Tuesday, September 26, 2006

Bessie Smith: In Memoriam

Bessie Smith was born in Chattanooga, Tennessee on April 15, 1894. As an adult, Bessie was what my uncle Mack would call a "big ol’ fine woman!" She stood around 6 feet tall and weighed in excess of 200 lbs. She was a heavy weight, big boned, thick, dark and lovely, big beautiful woman (BBW) of African descent; an Empress. Did I say Empress?

Yes, they called her the Empress of the Blues. She knew the Blues personally and sang them like the evening news. Bessie could curse and caress in the same breath. She was a very quiet and sweet woman, but with her money and feelings you couldn’t mess. She loved hard liquor, hard men, but a woman soft and sweet she’d take. She was an equal opportunity lover and in her lyrics she wouldn’t fake. She’d croon:

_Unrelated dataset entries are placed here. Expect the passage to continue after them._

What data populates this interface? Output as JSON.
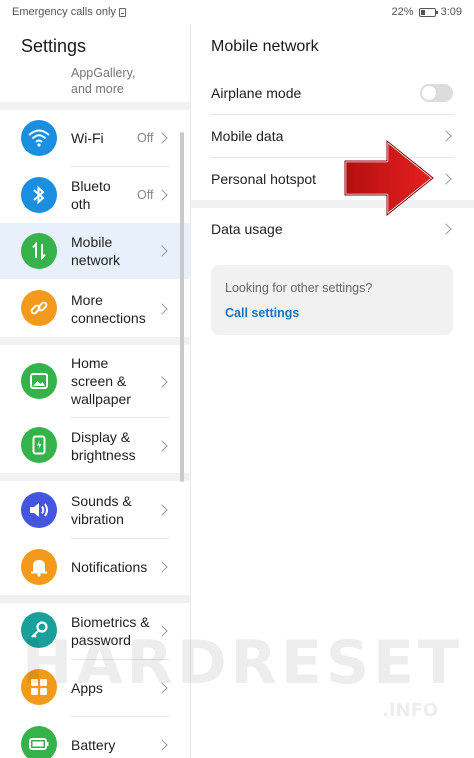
{
  "status_bar": {
    "left_text": "Emergency calls only",
    "battery": "22%",
    "time": "3:09"
  },
  "left": {
    "title": "Settings",
    "partial_item": [
      "AppGallery,",
      "and more"
    ],
    "items": [
      {
        "id": "wifi",
        "label": [
          "Wi-Fi"
        ],
        "value": "Off",
        "icon": "wifi-icon",
        "color": "#1a8fe0"
      },
      {
        "id": "bluetooth",
        "label": [
          "Blueto",
          "oth"
        ],
        "value": "Off",
        "icon": "bluetooth-icon",
        "color": "#1a8fe0"
      },
      {
        "id": "mobile-network",
        "label": [
          "Mobile",
          "network"
        ],
        "value": "",
        "icon": "mobile-network-icon",
        "color": "#35b24a",
        "selected": true
      },
      {
        "id": "more-connections",
        "label": [
          "More",
          "connections"
        ],
        "value": "",
        "icon": "link-icon",
        "color": "#f39a1c"
      },
      {
        "id": "home-screen",
        "label": [
          "Home",
          "screen &",
          "wallpaper"
        ],
        "value": "",
        "icon": "image-icon",
        "color": "#35b24a"
      },
      {
        "id": "display",
        "label": [
          "Display &",
          "brightness"
        ],
        "value": "",
        "icon": "display-icon",
        "color": "#35b24a"
      },
      {
        "id": "sounds",
        "label": [
          "Sounds &",
          "vibration"
        ],
        "value": "",
        "icon": "speaker-icon",
        "color": "#4455e0"
      },
      {
        "id": "notifications",
        "label": [
          "Notifications"
        ],
        "value": "",
        "icon": "bell-icon",
        "color": "#f39a1c"
      },
      {
        "id": "biometrics",
        "label": [
          "Biometrics &",
          "password"
        ],
        "value": "",
        "icon": "key-icon",
        "color": "#1aa09a"
      },
      {
        "id": "apps",
        "label": [
          "Apps"
        ],
        "value": "",
        "icon": "apps-icon",
        "color": "#f39a1c"
      },
      {
        "id": "battery",
        "label": [
          "Battery"
        ],
        "value": "",
        "icon": "battery-icon",
        "color": "#35b24a"
      }
    ]
  },
  "right": {
    "title": "Mobile network",
    "rows": [
      {
        "id": "airplane-mode",
        "label": "Airplane mode",
        "control": "toggle",
        "toggle_on": false
      },
      {
        "id": "mobile-data",
        "label": "Mobile data",
        "control": "chevron"
      },
      {
        "id": "personal-hotspot",
        "label": "Personal hotspot",
        "control": "chevron"
      },
      {
        "id": "data-usage",
        "label": "Data usage",
        "control": "chevron"
      }
    ],
    "suggestion": {
      "text": "Looking for other settings?",
      "link": "Call settings"
    }
  },
  "watermark": {
    "main": "HARDRESET",
    "sub": ".INFO"
  },
  "colors": {
    "accent": "#1a73c9",
    "arrow": "#e01818",
    "selected_bg": "#e8f1fb"
  }
}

“I ain’t no high yella, I’m a deep killer brown.
I ain’t gonna marry, ain’t gonna settle down.
I’m gonna drink good moonshine and rub these browns down,
See that long lonesome road, Lawd you know it’s gonna end,
And I’m a good woman and I can get plenty men…”

Bessie would wail while patrons swooned over the queen that was broader than Broadway and just as bright. She helped to pave the way for many that would come. She was the Empress of the Blues. It was early one Sunday morning on September 26, 1937 as the story goes. Bessie was traveling in Dixie through Clarksdale when her career took a bad turn; a car accident. It was in that crooked letter state. It was where Emmett Till would meet his fate. Yes, Mississippi!

“Trouble, trouble, I’ve had it all my days,
Trouble, trouble, I’ve had it all my days,
It seems that trouble’s going to follow me to my grave.”

Bessie would also meet her fate that morning. The car that she was in hit a parked panel truck and overturned. There was extensive damage to the Empress. There was internal bleeding and bruises and cuts about her neck and face. The accident nearly severed one of her big, beautiful arms. It was one of the arms that she’d greet with, cut with, fight with, and love with. In the end, Jim Crow wouldn’t let her go to a white hospital so she died on the way to the colored one. The Empress was gone. She passed the baton on to singers like Billie Holiday and Carmen McCrae. She would also influence contemporary artist like Nina Simone, Mahalia Jackson, Janis Joplin and Norah Jones. In 1970, singers Janis Joplin and Juanita Green shared the cost for a proper tomb stone on Bessie’s unmarked grave. It was the only proper thing to do for this Empress who impacted so many lives.

Yes, they called her the Empress of the Blues. She knew the Blues personally and sang them like the evening news.

This poem is featured in Liquid Lunch:  Blues-Inspired poetry:

Note: Bessie Smith was a great woman. One of the things that I love about Bessie is that she looks familiar. There are women in my family that share her statue and complexion. She looks like so many women that I've known or have seen on the streets and subways. God Rest her soul.

Sources: bluesnet.hub.org, wikipedia, and britannica.com

Find out more about the Empress at: Blues Online© Bessie Smith.
Post a Comment

This is America Symbolism

Like many, I am intrigued by Donald Glover's (Aka. Childish Gambino) new video, "This is America." I have been a fan of Gl...